Optimal behavioral responses require decision-making and motor control. Deficits in action selection are associated with motor disorders, pathological behaviors, and cognitive dysfunction. A neural correlate of action selection has been observed in the sustained ramping of movement-selective neurons across multiple brain regions, suggesting a distributed neural mechanism. Though interactions between frontal cortex (FC) and basal ganglia (BG) are traditionally thought to mediate action selection, recent data suggests that subcortical motor structures like the superior colliculus (SC) can also bias upcoming behaviors. The SC is reciprocally connected with FC and BG via motor thalamus, forming a loop-like circuit. Yet, it remains unknown how SC influences activity in FC and BG, nor is clear how SC participates in action selection without evoking movement. The goal of this proposal is to map SC contributions to action selection and movement using a delayed-response sensorimotor discrimination task in mice. Based on previous literature and preliminary findings, it is hypothesized that the SC drives motor representations in FC and BG to bias decision-making. Spatially and temporally precise optogenetic perturbation will be combined with multi-electrode recording in behaving animals to evaluate a causal role of collicular activity across a multi-regional circuit. Transient perturbations in SC will be combined with high-density recordings in FC and BG. Next motor representations in SC will be mapped onto local excitatory and inhibitory neurons. Finally, divergent collicular output pathways will be dissected for their respective role in selection versus movement. My preliminary data reveal the segregation SC output neurons projecting to thalamus (implicated in action selection) versus brainstem (implicated in movement). Projection-specific tagging will reveal the electrophysiological properties of these separate populations during behavior. In addition, projection-specific manipulation will demonstrate their distinct roles in selection versus movement. Taken together, these experiments will shed light on the neural mechanisms of distributed action selection dynamics and map action representations in SC onto discrete cell-types and projections. In addition to implicating subcortical motor structures in cognitive control, these results will provide a foundation for circuit-based investigation into cognitive- and motor-related neurological disorders.
Deficits in the decision-making and movement are associated with severe neurological disorders, significantly impairing daily function in human populations. The frontal cortex, basal ganglia, and superior colliculus are interconnected, and each brain region has separately been implicated in behavioral control.

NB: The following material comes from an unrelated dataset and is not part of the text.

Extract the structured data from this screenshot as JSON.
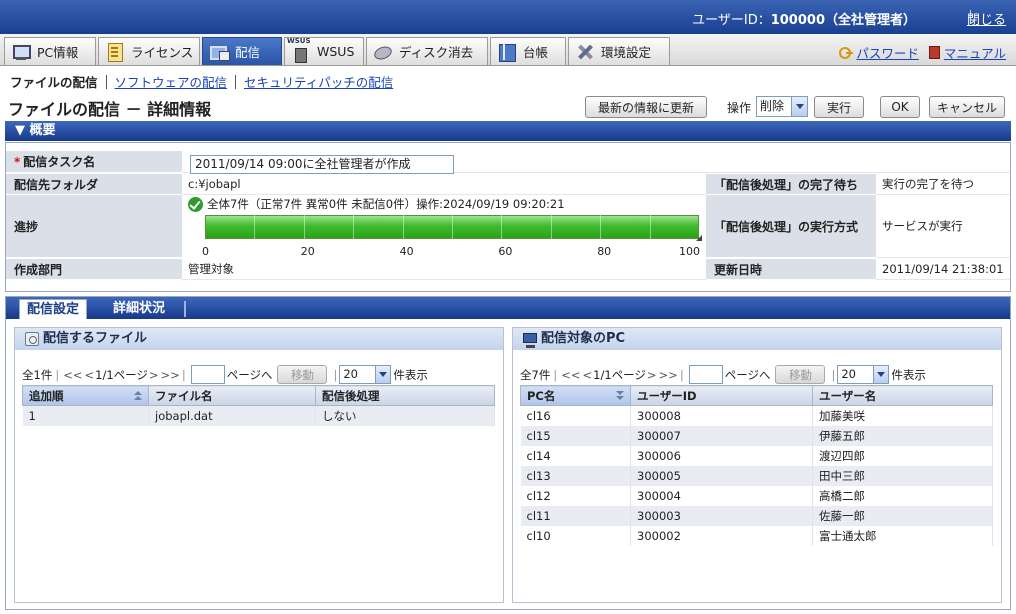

This proposal aims to dissect multi-regional interactions in order to foster a circuit-based understanding of behavior under conditions of health and disease.